There has been a deep rift between the two main Palestinian factions since 2007, when Hamas, which won elections the previous year, ousted forces loyal to President Mahmoud Abbas in Gaza and set up a rival government there.
A 2014 reconciliation agreement between the internationally recognised Palestinian Authority and Hamas has failed to take hold.”
In contrast, a total of two hundred and eighty-two words were assigned to the topic of “Israeli settlement expansion” and predictably the BBC promoted its usual partial mantra on the subject of ‘international law’.
“About 570,000 Israelis live in more than 100 settlements built since Israel’s 1967 occupation of the West Bank and East Jerusalem. The settlements are considered illegal under international law, though Israel disputes this.”
Readers of the BBC’s article found a total of 213 words – including background, portrayal of the report’s content and reactions – on the issue of violence, terrorism and incitement. Interestingly, the article promoted the standard “Israel says” formula before going on to quote the Quartet report.
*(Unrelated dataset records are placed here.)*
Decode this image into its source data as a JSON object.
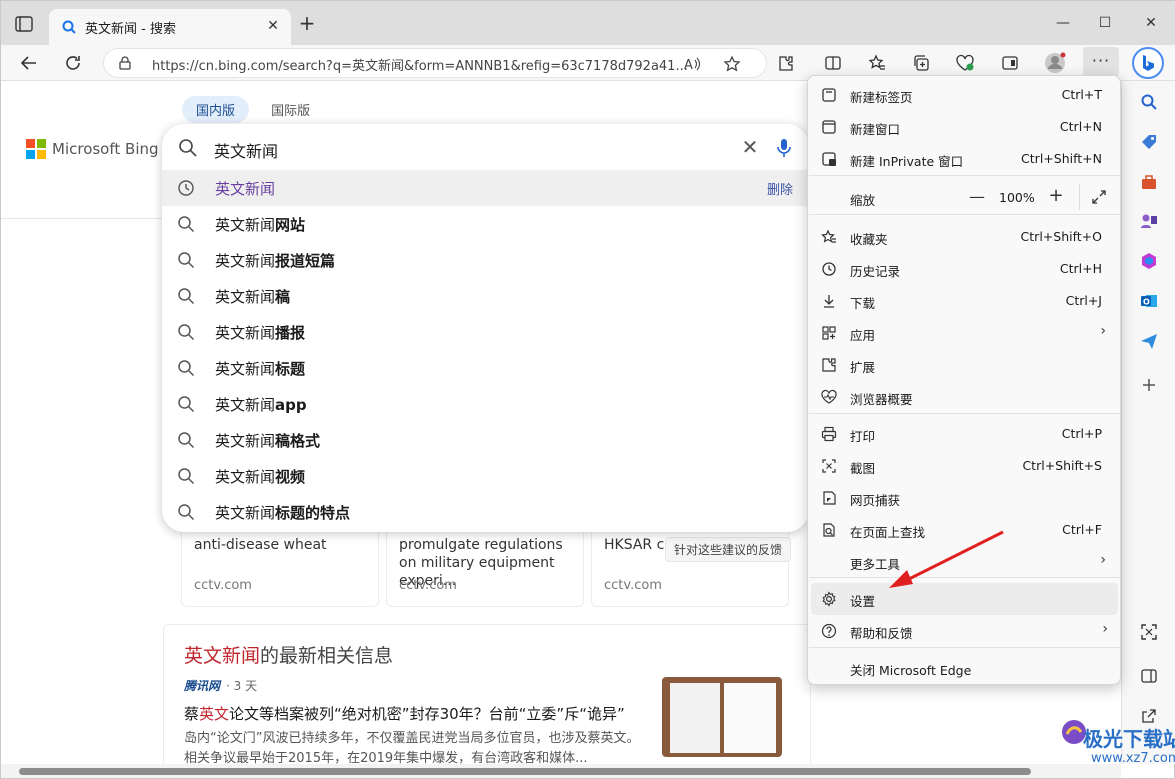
{
  "tab": {
    "title": "英文新闻 - 搜索"
  },
  "address": {
    "url": "https://cn.bing.com/search?q=英文新闻&form=ANNNB1&refig=63c7178d792a41..."
  },
  "page": {
    "scopes": [
      "国内版",
      "国际版"
    ],
    "brand": "Microsoft Bing",
    "search": {
      "query": "英文新闻",
      "suggestions": [
        {
          "prefix": "英文新闻",
          "suffix": "",
          "delete": "删除"
        },
        {
          "prefix": "英文新闻",
          "suffix": "网站"
        },
        {
          "prefix": "英文新闻",
          "suffix": "报道短篇"
        },
        {
          "prefix": "英文新闻",
          "suffix": "稿"
        },
        {
          "prefix": "英文新闻",
          "suffix": "播报"
        },
        {
          "prefix": "英文新闻",
          "suffix": "标题"
        },
        {
          "prefix": "英文新闻",
          "suffix": "app"
        },
        {
          "prefix": "英文新闻",
          "suffix": "稿格式"
        },
        {
          "prefix": "英文新闻",
          "suffix": "视频"
        },
        {
          "prefix": "英文新闻",
          "suffix": "标题的特点"
        }
      ]
    },
    "cards": [
      {
        "title": "anti-disease wheat",
        "source": "cctv.com"
      },
      {
        "title": "promulgate regulations on military equipment experi...",
        "source": "cctv.com"
      },
      {
        "title": "HKSAR c 19 caseloa",
        "source": "cctv.com"
      }
    ],
    "feedback": "针对这些建议的反馈",
    "news": {
      "heading_hl": "英文新闻",
      "heading_rest": "的最新相关信息",
      "source_logo": "腾讯网",
      "age": "· 3 天",
      "title_pre": "蔡",
      "title_hl": "英文",
      "title_post": "论文等档案被列“绝对机密”封存30年？台前“立委”斥“诡异”",
      "snippet": "岛内“论文门”风波已持续多年，不仅覆盖民进党当局多位官员，也涉及蔡英文。相关争议最早始于2015年，在2019年集中爆发，有台湾政客和媒体..."
    }
  },
  "menu": {
    "items": [
      {
        "label": "新建标签页",
        "shortcut": "Ctrl+T"
      },
      {
        "label": "新建窗口",
        "shortcut": "Ctrl+N"
      },
      {
        "label": "新建 InPrivate 窗口",
        "shortcut": "Ctrl+Shift+N"
      },
      {
        "label": "缩放",
        "zoom": "100%"
      },
      {
        "label": "收藏夹",
        "shortcut": "Ctrl+Shift+O"
      },
      {
        "label": "历史记录",
        "shortcut": "Ctrl+H"
      },
      {
        "label": "下载",
        "shortcut": "Ctrl+J"
      },
      {
        "label": "应用"
      },
      {
        "label": "扩展"
      },
      {
        "label": "浏览器概要"
      },
      {
        "label": "打印",
        "shortcut": "Ctrl+P"
      },
      {
        "label": "截图",
        "shortcut": "Ctrl+Shift+S"
      },
      {
        "label": "网页捕获"
      },
      {
        "label": "在页面上查找",
        "shortcut": "Ctrl+F"
      },
      {
        "label": "更多工具"
      },
      {
        "label": "设置"
      },
      {
        "label": "帮助和反馈"
      },
      {
        "label": "关闭 Microsoft Edge"
      }
    ]
  },
  "watermark": {
    "text": "极光下载站",
    "url": "www.xz7.com"
  },
  "colors": {
    "accent": "#0b57d0",
    "highlight": "#c0262d",
    "annotation": "#e02020"
  }
}
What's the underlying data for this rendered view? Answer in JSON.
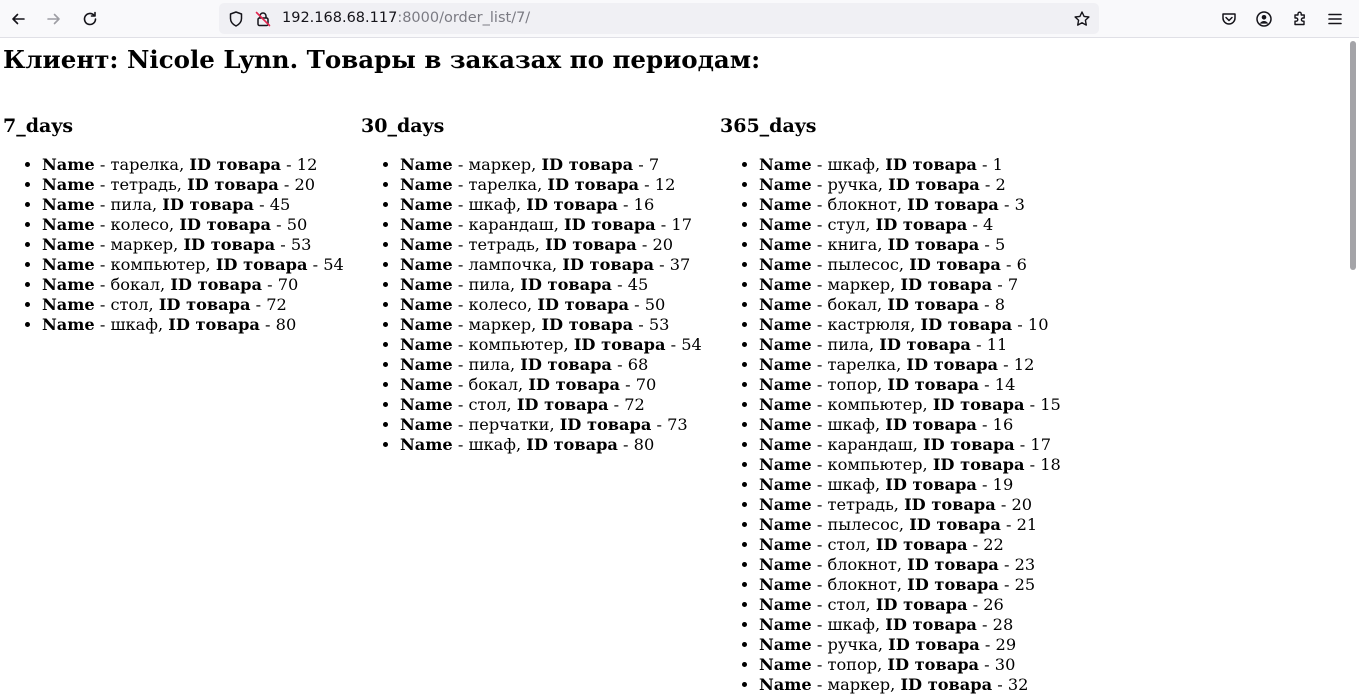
{
  "browser": {
    "url_host": "192.168.68.117",
    "url_rest": ":8000/order_list/7/"
  },
  "page": {
    "title": "Клиент: Nicole Lynn. Товары в заказах по периодам:",
    "name_label": "Name",
    "id_label": "ID товара",
    "periods": [
      {
        "heading": "7_days",
        "items": [
          {
            "name": "тарелка",
            "id": "12"
          },
          {
            "name": "тетрадь",
            "id": "20"
          },
          {
            "name": "пила",
            "id": "45"
          },
          {
            "name": "колесо",
            "id": "50"
          },
          {
            "name": "маркер",
            "id": "53"
          },
          {
            "name": "компьютер",
            "id": "54"
          },
          {
            "name": "бокал",
            "id": "70"
          },
          {
            "name": "стол",
            "id": "72"
          },
          {
            "name": "шкаф",
            "id": "80"
          }
        ]
      },
      {
        "heading": "30_days",
        "items": [
          {
            "name": "маркер",
            "id": "7"
          },
          {
            "name": "тарелка",
            "id": "12"
          },
          {
            "name": "шкаф",
            "id": "16"
          },
          {
            "name": "карандаш",
            "id": "17"
          },
          {
            "name": "тетрадь",
            "id": "20"
          },
          {
            "name": "лампочка",
            "id": "37"
          },
          {
            "name": "пила",
            "id": "45"
          },
          {
            "name": "колесо",
            "id": "50"
          },
          {
            "name": "маркер",
            "id": "53"
          },
          {
            "name": "компьютер",
            "id": "54"
          },
          {
            "name": "пила",
            "id": "68"
          },
          {
            "name": "бокал",
            "id": "70"
          },
          {
            "name": "стол",
            "id": "72"
          },
          {
            "name": "перчатки",
            "id": "73"
          },
          {
            "name": "шкаф",
            "id": "80"
          }
        ]
      },
      {
        "heading": "365_days",
        "items": [
          {
            "name": "шкаф",
            "id": "1"
          },
          {
            "name": "ручка",
            "id": "2"
          },
          {
            "name": "блокнот",
            "id": "3"
          },
          {
            "name": "стул",
            "id": "4"
          },
          {
            "name": "книга",
            "id": "5"
          },
          {
            "name": "пылесос",
            "id": "6"
          },
          {
            "name": "маркер",
            "id": "7"
          },
          {
            "name": "бокал",
            "id": "8"
          },
          {
            "name": "кастрюля",
            "id": "10"
          },
          {
            "name": "пила",
            "id": "11"
          },
          {
            "name": "тарелка",
            "id": "12"
          },
          {
            "name": "топор",
            "id": "14"
          },
          {
            "name": "компьютер",
            "id": "15"
          },
          {
            "name": "шкаф",
            "id": "16"
          },
          {
            "name": "карандаш",
            "id": "17"
          },
          {
            "name": "компьютер",
            "id": "18"
          },
          {
            "name": "шкаф",
            "id": "19"
          },
          {
            "name": "тетрадь",
            "id": "20"
          },
          {
            "name": "пылесос",
            "id": "21"
          },
          {
            "name": "стол",
            "id": "22"
          },
          {
            "name": "блокнот",
            "id": "23"
          },
          {
            "name": "блокнот",
            "id": "25"
          },
          {
            "name": "стол",
            "id": "26"
          },
          {
            "name": "шкаф",
            "id": "28"
          },
          {
            "name": "ручка",
            "id": "29"
          },
          {
            "name": "топор",
            "id": "30"
          },
          {
            "name": "маркер",
            "id": "32"
          }
        ]
      }
    ]
  }
}
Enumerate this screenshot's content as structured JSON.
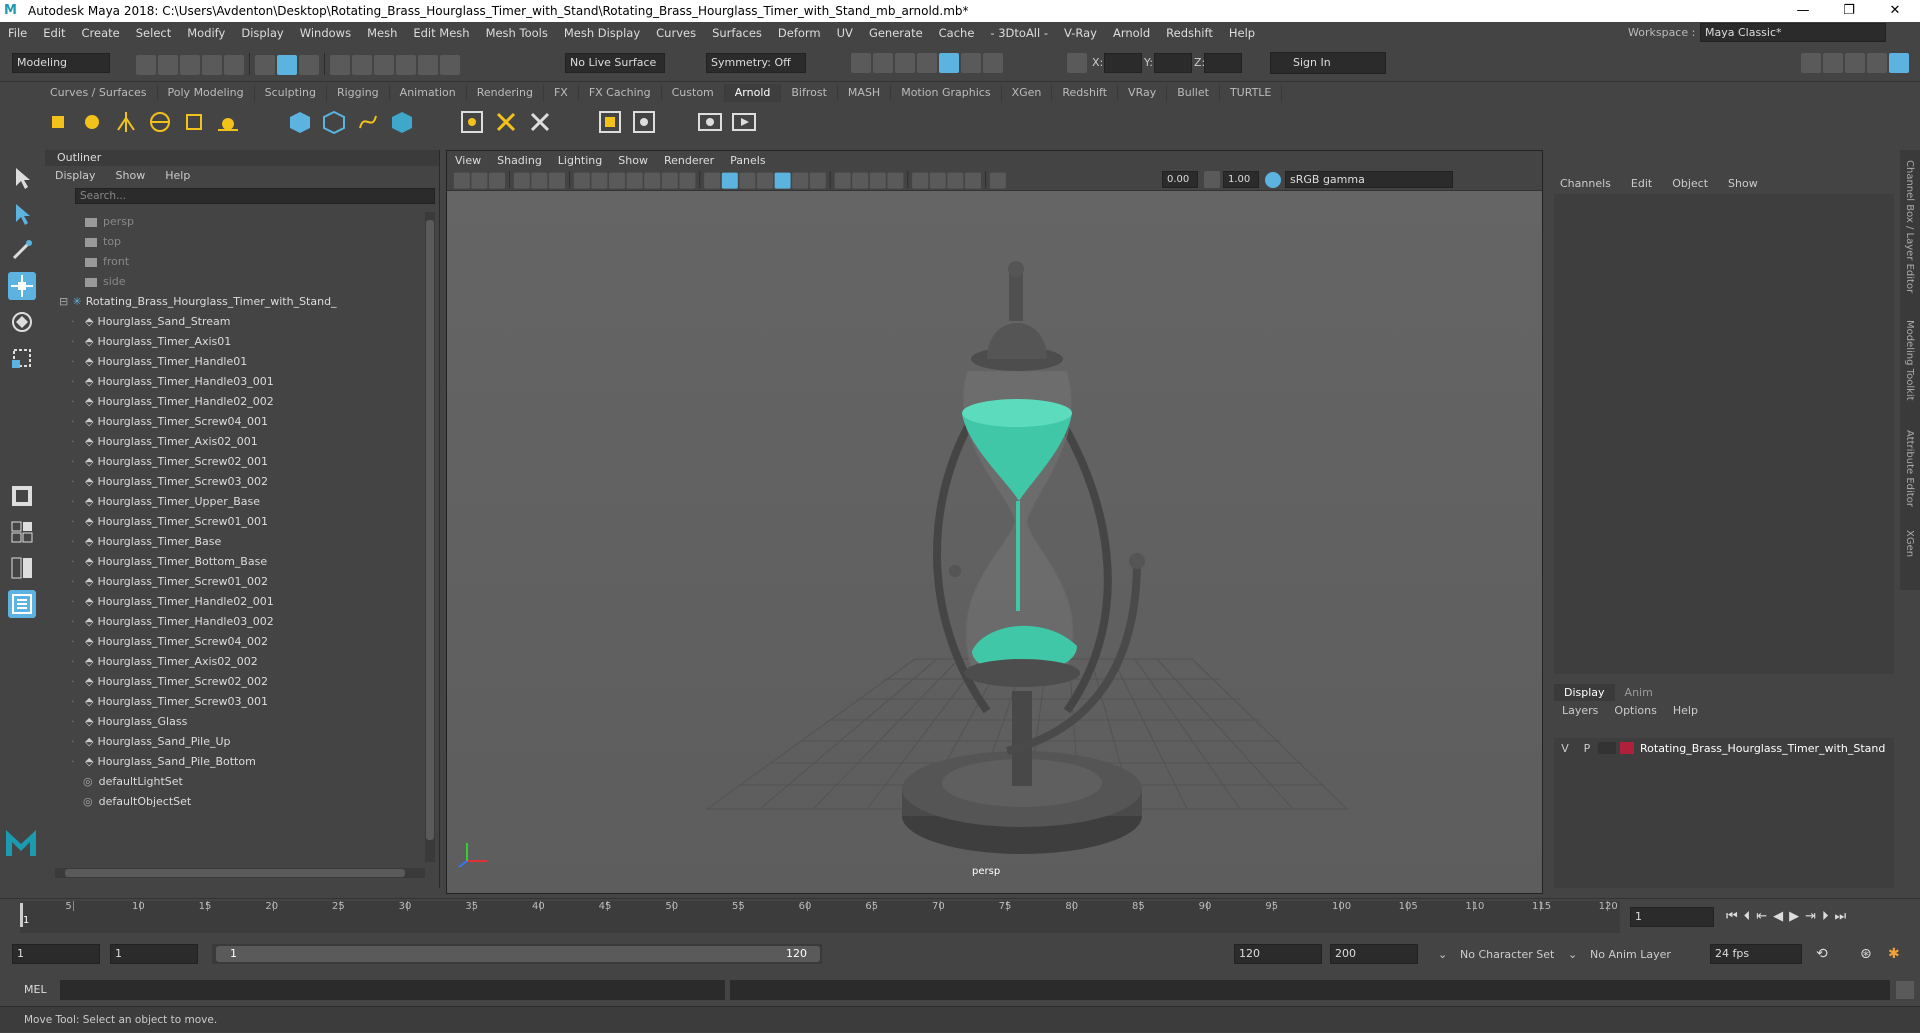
{
  "window": {
    "title": "Autodesk Maya 2018: C:\\Users\\Avdenton\\Desktop\\Rotating_Brass_Hourglass_Timer_with_Stand\\Rotating_Brass_Hourglass_Timer_with_Stand_mb_arnold.mb*"
  },
  "menu": [
    "File",
    "Edit",
    "Create",
    "Select",
    "Modify",
    "Display",
    "Windows",
    "Mesh",
    "Edit Mesh",
    "Mesh Tools",
    "Mesh Display",
    "Curves",
    "Surfaces",
    "Deform",
    "UV",
    "Generate",
    "Cache",
    "- 3DtoAll -",
    "V-Ray",
    "Arnold",
    "Redshift",
    "Help"
  ],
  "workspace": {
    "label": "Workspace :",
    "value": "Maya Classic*"
  },
  "toolbar": {
    "mode": "Modeling",
    "live_surface": "No Live Surface",
    "symmetry": "Symmetry: Off",
    "x_label": "X:",
    "y_label": "Y:",
    "z_label": "Z:",
    "sign_in": "Sign In"
  },
  "shelf_tabs": [
    "Curves / Surfaces",
    "Poly Modeling",
    "Sculpting",
    "Rigging",
    "Animation",
    "Rendering",
    "FX",
    "FX Caching",
    "Custom",
    "Arnold",
    "Bifrost",
    "MASH",
    "Motion Graphics",
    "XGen",
    "Redshift",
    "VRay",
    "Bullet",
    "TURTLE"
  ],
  "active_shelf": "Arnold",
  "outliner": {
    "title": "Outliner",
    "menu": [
      "Display",
      "Show",
      "Help"
    ],
    "search_placeholder": "Search...",
    "cameras": [
      "persp",
      "top",
      "front",
      "side"
    ],
    "group": "Rotating_Brass_Hourglass_Timer_with_Stand_",
    "items": [
      "Hourglass_Sand_Stream",
      "Hourglass_Timer_Axis01",
      "Hourglass_Timer_Handle01",
      "Hourglass_Timer_Handle03_001",
      "Hourglass_Timer_Handle02_002",
      "Hourglass_Timer_Screw04_001",
      "Hourglass_Timer_Axis02_001",
      "Hourglass_Timer_Screw02_001",
      "Hourglass_Timer_Screw03_002",
      "Hourglass_Timer_Upper_Base",
      "Hourglass_Timer_Screw01_001",
      "Hourglass_Timer_Base",
      "Hourglass_Timer_Bottom_Base",
      "Hourglass_Timer_Screw01_002",
      "Hourglass_Timer_Handle02_001",
      "Hourglass_Timer_Handle03_002",
      "Hourglass_Timer_Screw04_002",
      "Hourglass_Timer_Axis02_002",
      "Hourglass_Timer_Screw02_002",
      "Hourglass_Timer_Screw03_001",
      "Hourglass_Glass",
      "Hourglass_Sand_Pile_Up",
      "Hourglass_Sand_Pile_Bottom"
    ],
    "sets": [
      "defaultLightSet",
      "defaultObjectSet"
    ]
  },
  "viewport": {
    "menu": [
      "View",
      "Shading",
      "Lighting",
      "Show",
      "Renderer",
      "Panels"
    ],
    "field1": "0.00",
    "field2": "1.00",
    "colorspace": "sRGB gamma",
    "camera_label": "persp"
  },
  "channelbox": {
    "menu": [
      "Channels",
      "Edit",
      "Object",
      "Show"
    ]
  },
  "layers": {
    "tabs": [
      "Display",
      "Anim"
    ],
    "menu": [
      "Layers",
      "Options",
      "Help"
    ],
    "v": "V",
    "p": "P",
    "layer_name": "Rotating_Brass_Hourglass_Timer_with_Stand",
    "layer_color": "#b0203a"
  },
  "side_tabs": [
    "Channel Box / Layer Editor",
    "Modeling Toolkit",
    "Attribute Editor",
    "XGen"
  ],
  "timeline": {
    "ticks": [
      "5",
      "10",
      "15",
      "20",
      "25",
      "30",
      "35",
      "40",
      "45",
      "50",
      "55",
      "60",
      "65",
      "70",
      "75",
      "80",
      "85",
      "90",
      "95",
      "100",
      "105",
      "110",
      "115",
      "120"
    ],
    "first": "1",
    "current_frame": "1"
  },
  "range": {
    "start": "1",
    "start2": "1",
    "slider_start": "1",
    "slider_end": "120",
    "end": "120",
    "end2": "200",
    "character_set": "No Character Set",
    "anim_layer": "No Anim Layer",
    "fps": "24 fps"
  },
  "cmdline": {
    "label": "MEL"
  },
  "help_line": "Move Tool: Select an object to move.",
  "colors": {
    "sand": "#3fc7a8",
    "accent": "#5db3e0"
  }
}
“Israel says Palestinian incitement has fuelled the attacks. The Palestinian leadership has blamed frustration rooted in decades of Israeli occupation.
“Palestinian leaders have not consistently and clearly condemned specific terrorist attacks. And streets, squares and schools have been named after Palestinians who have committed acts of terrorism,” the report says.
It called on the Palestinian Authority to “act decisively” against incitement “including by clearly condemning all acts of terrorism”.”
As regular readers will be aware, the BBC has consistently refrained from providing its audiences with meaningful information about the incitement and glorification of terrorism from official Palestinian sources – including throughout the surge in terror which began in the autumn of 2015 – with the result that readers of this article would lack the context necessary to understand even that brief presentation of the Quartet’s statements on that issue.
As Raphael Ahern points out at the Times of Israel, that part of the Quartet report is in fact the most newsworthy.
“But there was something relatively remarkable about the otherwise routine report: its clear condemnation of Palestinian incitement. […]
A document undersigned by pretty much the entire international community has rarely, if ever, spoken so forthrightly about the subject. The report goes to considerable length in describing how Palestinian terrorists are glorified and, more importantly, takes the Palestinian leadership to task for failing to curb the ugly phenomenon.
“Many widely circulated images depict individuals committing terrorist acts with slogans encouraging violence,” the report states. Incitement to violence on social media, affecting especially young people, has increased since October 2015 (coinciding with the ongoing wave of Palestinian terrorism; RA), and is particularly affecting the youth, the Quartet further establishes.
The text notes that Hamas and “other radical factions” are behind the worst examples of incitement. “These groups use media outlets to glorify terrorism and openly call for violence against Jews, including instructing viewers on how to carry out stabbings.”
But the report doesn’t stop there. It fingers some “members of Fatah,” the party of Palestinian Authority President Mahmoud Abbas, for having “publicly supported attacks and their perpetrators, as well as encouraged violent confrontation.”
It even cites a senior Fatah official who praised terrorists as “heroes and a crown on the head of every Palestinian.””
Those getting their news from the self-styled “standard-setter for international journalism” must surely be asking themselves why they have heard little or nothing about that topic during the last nine months. The answer is that the BBC has consistently focused their attentions elsewhere; be it on the topic of ‘settlements‘ – as also seen in this article – or on the PLO approved theme of “the occupation“.
With the holes in the BBC’s politicised narrative having been clearly exposed in its account of the Quartet’s report, it is obviously high time for the corporation to finally get to grips with some serious reporting on the central subject of PA and Fatah incitement if it really intends to meet its remit of building an “understanding of international issues”.